Carleton's journalism program is turning 75

The oldest, largest and best-known journalism school in the country was founded in October 1945 in the wake of the Second World War. The first class was held on Oct. 9, 1945 in a rented space in downtown Ottawa. At any other time, we would have been organizing a major event to mark the program’s 75th birthday. But these are not normal times as we now grapple with the COVID-19 pandemic.

The journalism program’s 75th anniversary committee decided to shift gears from our original plans for a birthday party and reunion this fall. Instead, we held a soft launch via Instagram on Friday, Oct. 9, to kick off a year of events and initiatives marking the 75th anniversary of the program, culminating with what we hope will be a major, in-person event in October of 2021, when we will be able to mark the 75th anniversary of the first graduations from Carleton’s fledgling journalism school.

 

Fangliang Xu snaps photos of Allan Thompson (photo by Jena Lynde-Smith)

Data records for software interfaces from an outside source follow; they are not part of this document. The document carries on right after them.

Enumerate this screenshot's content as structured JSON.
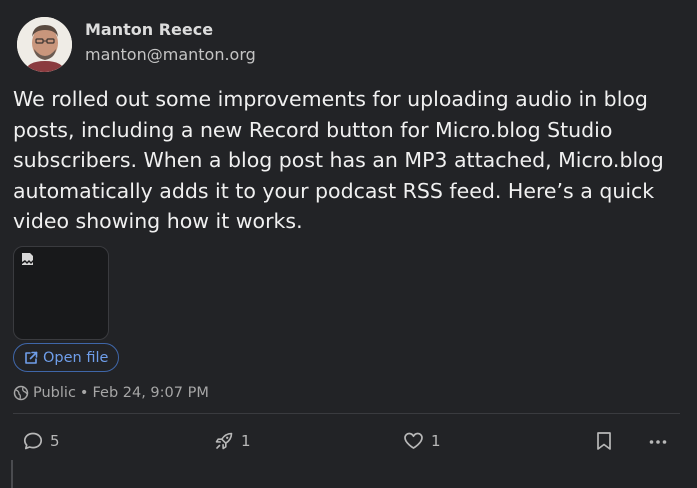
{
  "author": {
    "name": "Manton Reece",
    "handle": "manton@manton.org"
  },
  "post": {
    "text": "We rolled out some improvements for uploading audio in blog posts, including a new Record button for Micro.blog Studio subscribers. When a blog post has an MP3 attached, Micro.blog automatically adds it to your podcast RSS feed. Here’s a quick video showing how it works.",
    "open_file_label": "Open file",
    "visibility": "Public",
    "separator": "•",
    "timestamp": "Feb 24, 9:07 PM"
  },
  "actions": {
    "replies_count": "5",
    "boosts_count": "1",
    "likes_count": "1"
  },
  "colors": {
    "background": "#222326",
    "link": "#6f9eea",
    "link_border": "#3f66a8",
    "muted": "#a6a6a6"
  },
  "icons": [
    "external-link-icon",
    "globe-icon",
    "reply-icon",
    "rocket-icon",
    "heart-icon",
    "bookmark-icon",
    "more-icon",
    "broken-image-icon"
  ]
}
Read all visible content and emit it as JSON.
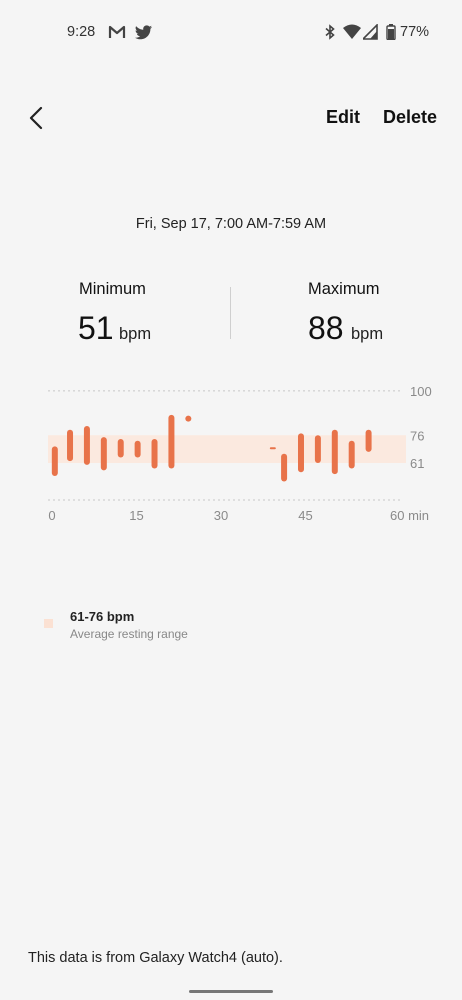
{
  "status_bar": {
    "time": "9:28",
    "battery_percent": "77%",
    "icons": [
      "gmail-icon",
      "twitter-icon",
      "bluetooth-icon",
      "wifi-icon",
      "signal-icon",
      "battery-icon"
    ]
  },
  "header": {
    "back_icon": "back-arrow-icon",
    "edit_label": "Edit",
    "delete_label": "Delete"
  },
  "date_range": "Fri, Sep 17, 7:00 AM-7:59 AM",
  "stats": {
    "minimum": {
      "label": "Minimum",
      "value": "51",
      "unit": "bpm"
    },
    "maximum": {
      "label": "Maximum",
      "value": "88",
      "unit": "bpm"
    }
  },
  "chart_data": {
    "type": "bar",
    "x_ticks": [
      "0",
      "15",
      "30",
      "45",
      "60 min"
    ],
    "y_ticks": [
      "100",
      "76",
      "61"
    ],
    "xlim": [
      0,
      60
    ],
    "ylim": [
      41,
      101
    ],
    "resting_range": [
      61,
      76
    ],
    "series": [
      {
        "ranges": [
          {
            "x": 0.5,
            "low": 54,
            "high": 70
          },
          {
            "x": 3.2,
            "low": 62,
            "high": 79
          },
          {
            "x": 6.2,
            "low": 60,
            "high": 81
          },
          {
            "x": 9.2,
            "low": 57,
            "high": 75
          },
          {
            "x": 12.2,
            "low": 64,
            "high": 74
          },
          {
            "x": 15.2,
            "low": 64,
            "high": 73
          },
          {
            "x": 18.2,
            "low": 58,
            "high": 74
          },
          {
            "x": 21.2,
            "low": 58,
            "high": 87
          },
          {
            "x": 24.2,
            "low": 84,
            "high": 86
          },
          {
            "x": 39.2,
            "low": 68.5,
            "high": 69.5
          },
          {
            "x": 41.2,
            "low": 51,
            "high": 66
          },
          {
            "x": 44.2,
            "low": 56,
            "high": 77
          },
          {
            "x": 47.2,
            "low": 61,
            "high": 76
          },
          {
            "x": 50.2,
            "low": 55,
            "high": 79
          },
          {
            "x": 53.2,
            "low": 58,
            "high": 73
          },
          {
            "x": 56.2,
            "low": 67,
            "high": 79
          }
        ]
      }
    ],
    "colors": {
      "bar": "#e8734a",
      "range_band": "#fbe9df",
      "grid": "#c8c8c8",
      "tick_text": "#8a8a8a"
    }
  },
  "legend": {
    "range_label": "61-76 bpm",
    "range_sublabel": "Average resting range"
  },
  "footer": {
    "source_note": "This data is from Galaxy Watch4 (auto)."
  }
}
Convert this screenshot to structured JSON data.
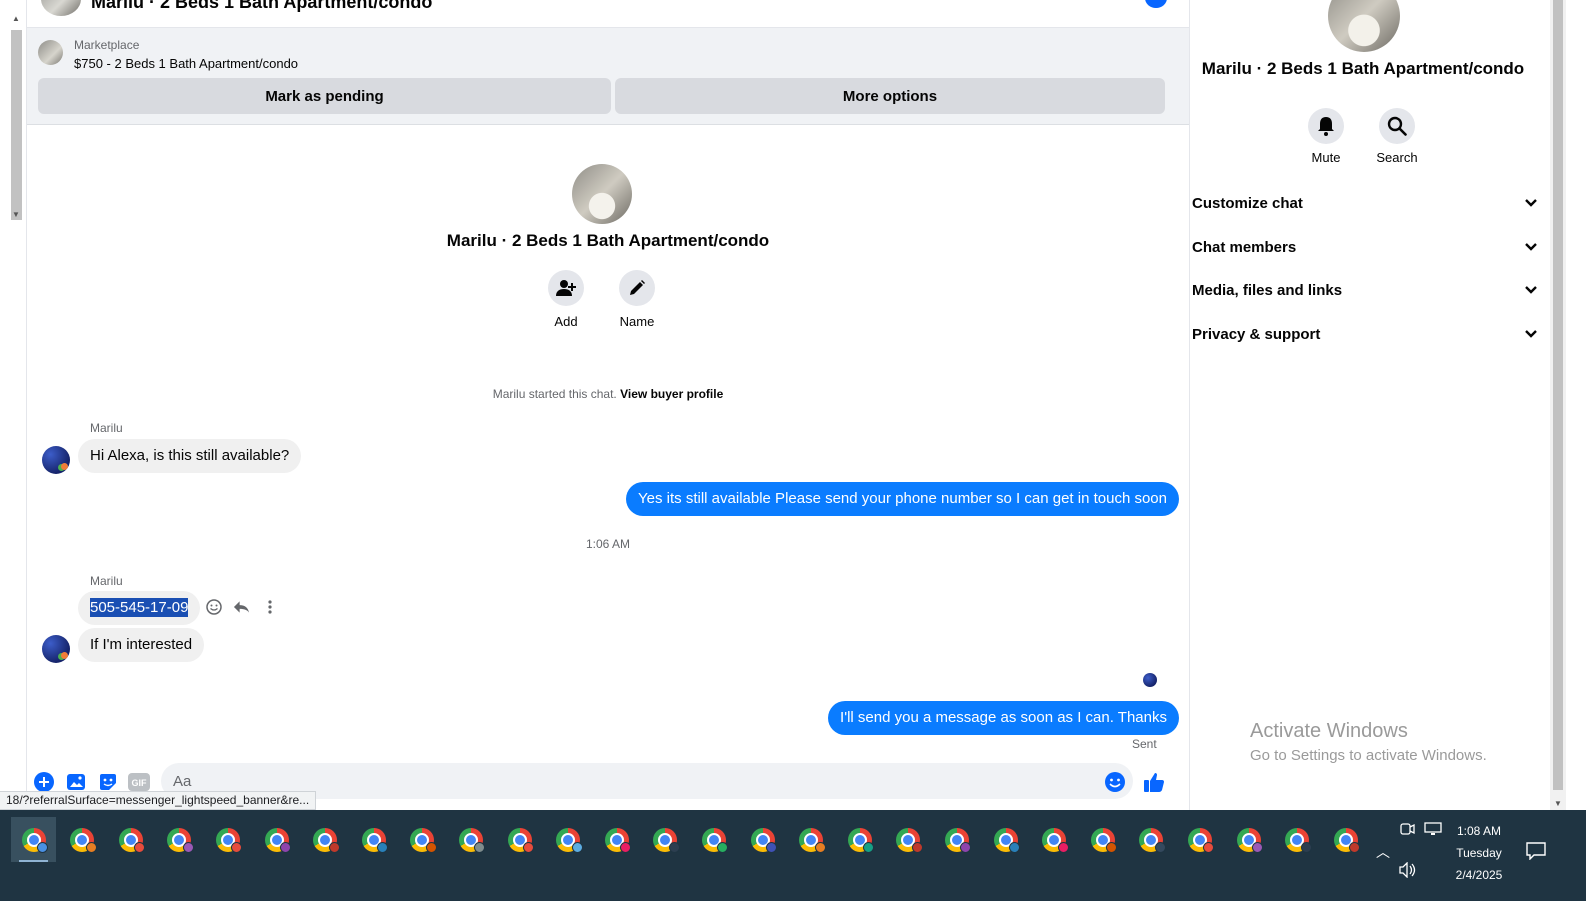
{
  "header": {
    "title": "Marilu · 2 Beds 1 Bath Apartment/condo"
  },
  "marketplace": {
    "label": "Marketplace",
    "item": "$750 - 2 Beds 1 Bath Apartment/condo",
    "mark_pending": "Mark as pending",
    "more_options": "More options"
  },
  "intro": {
    "title": "Marilu · 2 Beds 1 Bath Apartment/condo",
    "add_label": "Add",
    "name_label": "Name",
    "started_text": "Marilu started this chat.",
    "view_profile": "View buyer profile"
  },
  "messages": {
    "sender1": "Marilu",
    "m1": "Hi Alexa, is this still available?",
    "m2": "Yes its still available Please send your phone number so I can get in touch soon",
    "timestamp": "1:06 AM",
    "sender2": "Marilu",
    "m3": "505-545-17-09",
    "m4": "If I'm interested",
    "m5": "I'll send you a message as soon as I can. Thanks",
    "sent_label": "Sent"
  },
  "composer": {
    "placeholder": "Aa"
  },
  "status_url": "18/?referralSurface=messenger_lightspeed_banner&re...",
  "info": {
    "title": "Marilu · 2 Beds 1 Bath Apartment/condo",
    "mute": "Mute",
    "search": "Search",
    "sections": [
      "Customize chat",
      "Chat members",
      "Media, files and links",
      "Privacy & support"
    ]
  },
  "watermark": {
    "line1": "Activate Windows",
    "line2": "Go to Settings to activate Windows."
  },
  "taskbar": {
    "time": "1:08 AM",
    "day": "Tuesday",
    "date": "2/4/2025",
    "profile_colors": [
      "#4a90e2",
      "#e67e22",
      "#e74c3c",
      "#9b59b6",
      "#e74c3c",
      "#8e44ad",
      "#c0392b",
      "#2980b9",
      "#d35400",
      "#7f8c8d",
      "#e74c3c",
      "#5dade2",
      "#e91e63",
      "#2c3e50",
      "#27ae60",
      "#3f51b5",
      "#e67e22",
      "#16a085",
      "#c0392b",
      "#8e44ad",
      "#2980b9",
      "#e91e63",
      "#d35400",
      "#34495e",
      "#e74c3c",
      "#9b59b6",
      "#2c3e50",
      "#c0392b"
    ]
  },
  "colors": {
    "accent": "#0a7cff",
    "taskbar": "#1f3442"
  }
}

Dr. Benoit-Antoine Bacon; Allan Thompson; Brenda O'Neill (photo by Fangliang Xu)

J-School's Jena Lynde-Smith and Dave Elliot at work (photo by Fangliang Xu)

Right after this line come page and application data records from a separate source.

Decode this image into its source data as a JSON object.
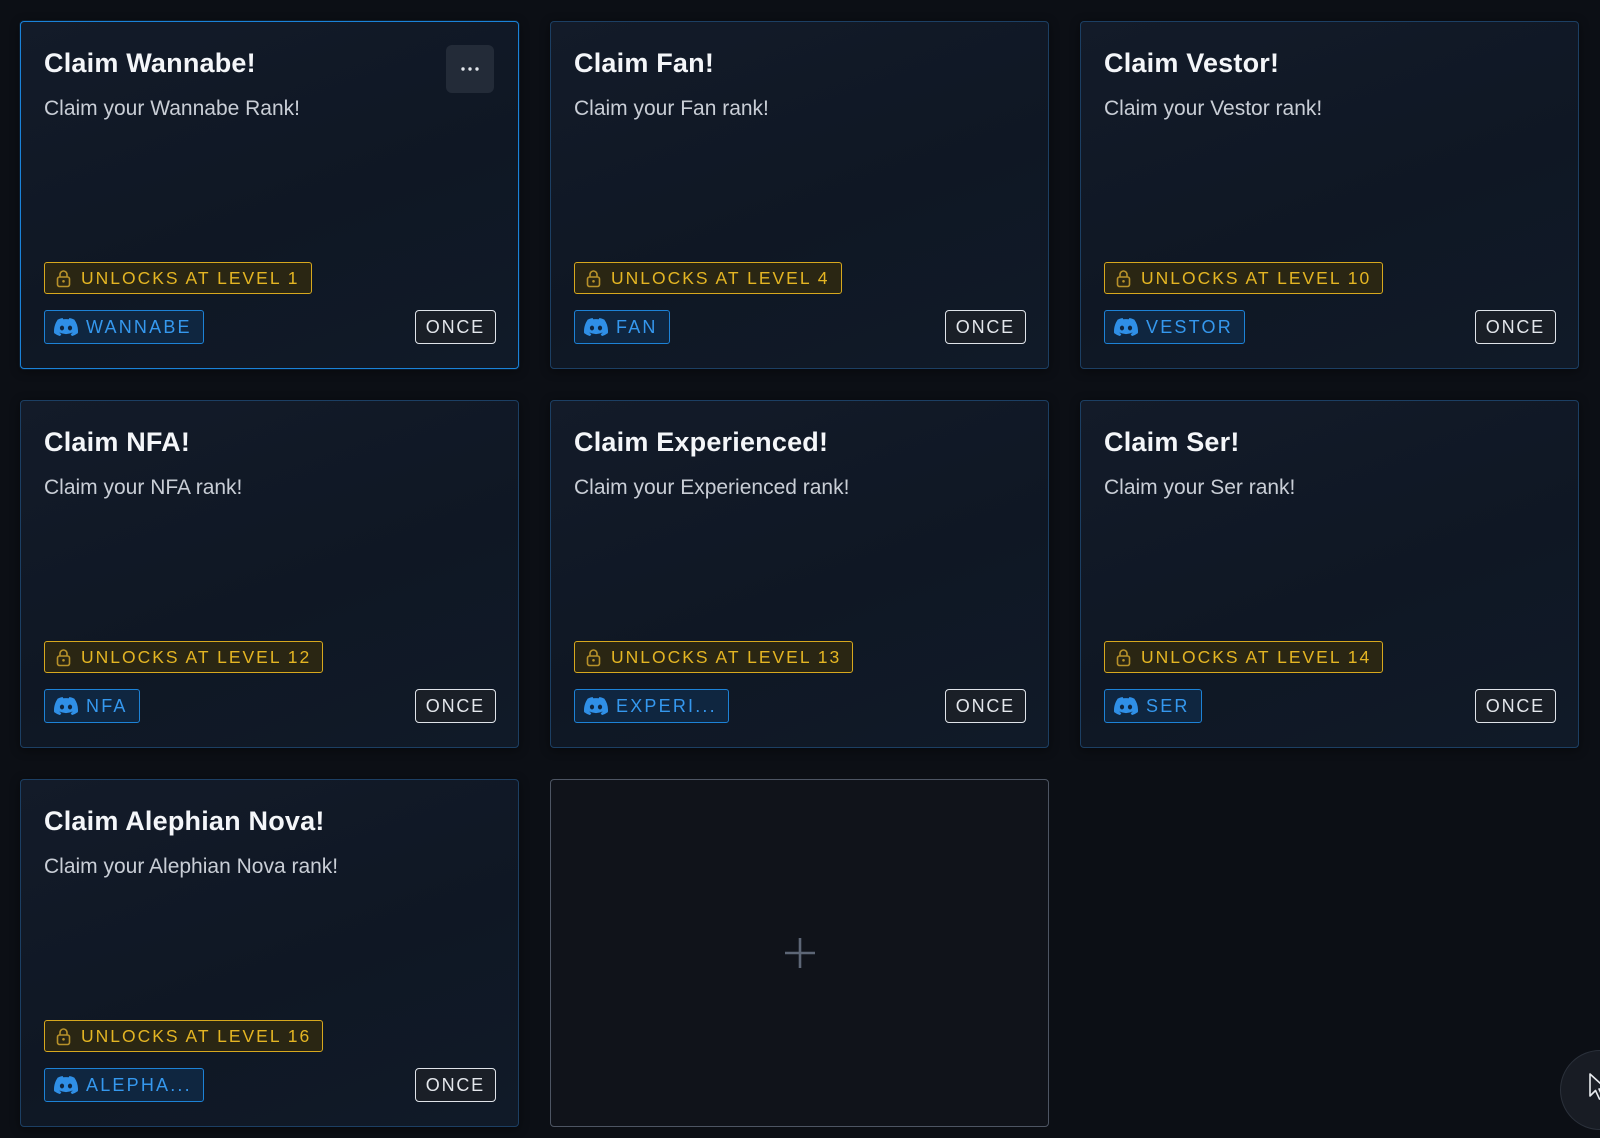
{
  "cards": [
    {
      "title": "Claim Wannabe!",
      "description": "Claim your Wannabe Rank!",
      "unlock": "UNLOCKS AT LEVEL 1",
      "role": "WANNABE",
      "frequency": "ONCE"
    },
    {
      "title": "Claim Fan!",
      "description": "Claim your Fan rank!",
      "unlock": "UNLOCKS AT LEVEL 4",
      "role": "FAN",
      "frequency": "ONCE"
    },
    {
      "title": "Claim Vestor!",
      "description": "Claim your Vestor rank!",
      "unlock": "UNLOCKS AT LEVEL 10",
      "role": "VESTOR",
      "frequency": "ONCE"
    },
    {
      "title": "Claim NFA!",
      "description": "Claim your NFA rank!",
      "unlock": "UNLOCKS AT LEVEL 12",
      "role": "NFA",
      "frequency": "ONCE"
    },
    {
      "title": "Claim Experienced!",
      "description": "Claim your Experienced rank!",
      "unlock": "UNLOCKS AT LEVEL 13",
      "role": "EXPERI...",
      "frequency": "ONCE"
    },
    {
      "title": "Claim Ser!",
      "description": "Claim your Ser rank!",
      "unlock": "UNLOCKS AT LEVEL 14",
      "role": "SER",
      "frequency": "ONCE"
    },
    {
      "title": "Claim Alephian Nova!",
      "description": "Claim your Alephian Nova rank!",
      "unlock": "UNLOCKS AT LEVEL 16",
      "role": "ALEPHA...",
      "frequency": "ONCE"
    }
  ],
  "icons": {
    "more": "more-horizontal-icon",
    "lock": "lock-icon",
    "role": "discord-icon",
    "add": "plus-icon",
    "cursor": "cursor-icon"
  },
  "colors": {
    "background": "#0c0f15",
    "card_border": "#1c3f63",
    "active_border": "#1a82d8",
    "unlock": "#e4b523",
    "role": "#3598ee",
    "once": "#e4e7ec"
  }
}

Brenda O'Neill, Dean of the Faculty of Public Affairs (photo by Fangliang Xu)

Dr. Benoit-Antoine Bacon, Carleton University President (photo by Fangliang Xu)

Jena Lynde-Smith and Dr. Benoit-Antoine Bacon prepare (photo by Fangliang Xu)

We would like to involve you in our planning for this year of events, under the theme Carleton Journalism @ 75 – the Future of Journalism is Here. There will be three major components to our 75th commemorations

We will launch and seek support for The Future of Journalism Initiative, a collaborative research hub where journalists, academics and students work together and independently on innovative research projects that further the collective knowledge and understanding of journalism practice

On Oct. 22-23, 2020, we will host Journalism in the Time of Crisis, a major international conference to be held entirely online. This event will forge an international network around the question of journalism and the pandemic, bring together key experts with students and young scholars and produce a digital platform and major publication.

We will mount a series of events recognizing Carleton’s role in journalism education and the future challenges for our program and our industry. The annual events that have already become a regular highlight of our year – the Kesterton and Stursberg Lectures for example – will now be linked to the 75th commemorations.

Four members of the inaugural class of seven (1945)

Dr. Henry Marshall Tory, founding President of Carleton College (1942)

Masonic Temple, Metcalfe Street: site of Carleton Journalism’s first classroom

Carleton’s first degree-granting convocation: Oct. 23, 1946

Douglas Leechman, Carleton Journalism's first teacher

Calling all alumni: share your j-school memories! →

Our History

 

The first journalism class 75 years ago was presided over by a man named Henry Marshall Tory, the founder and first president of Carleton itself and the driving force behind the establishment of its journalism school.

There were only five students in that first class – three women from western Canada and two men fresh out of the army after the Second World War. One of those students, Jim Coulter, kept a journal about his experience, providing us with some details about how those first classes unfolded.

On that day 75 years ago, Dr. Tory introduced two instructors — one veteran journalist from the Ottawa Citizen, one from its rival newspaper, the Ottawa Journal. Those three young women in the class had already earned their Bachelor of Arts degrees elsewhere in Canada, and would need just one year of intensive reporting instruction at Carleton to earn their Bachelor of Journalism degrees — the first ever awarded in Canada.

The first several classes were held at the old Masonic Hall on Metcalfe Street, a building that no longer exists. But after just a few weeks, the class had moved to the Sunday School rooms of Knox Presbyterian Church at the corner of Elgin and Lisgar in downtown Ottawa. Indeed, the Coulter journal vividly describes that first class held here in the church basement:

“Dr. Tory was on the job early arranging the chairs and tables and generally floating around in the manner of a concerned hen with unruly chickens…”

Those first classes were not only the beginning of a flagship program for Carleton University, but also the birth of an important training ground for top journalists and other accomplished graduates who were destined to shape Canada’s future — primarily through their work in the newsrooms of the nation, but also in a wide range of fields beyond journalism: politics, law, education, the arts and social justice to name only a few.

Journalism at 75

This 75th anniversary finds us at an important crossroads. The media industry that was already in crisis is now grappling with the impact of the COVID-19 pandemic. This year has brought another kind of reckoning as well, as we finally, finally begin to take steps to confront the systemic racism in Canada’s journalism industry and in the journalism program here at Carleton.

So, while we are celebrating and recognizing our 75 years, we are also looking to the future. We hope you will join us.

75th Anniversary News & Events

Follow us on social media

     

 

#cujournalism75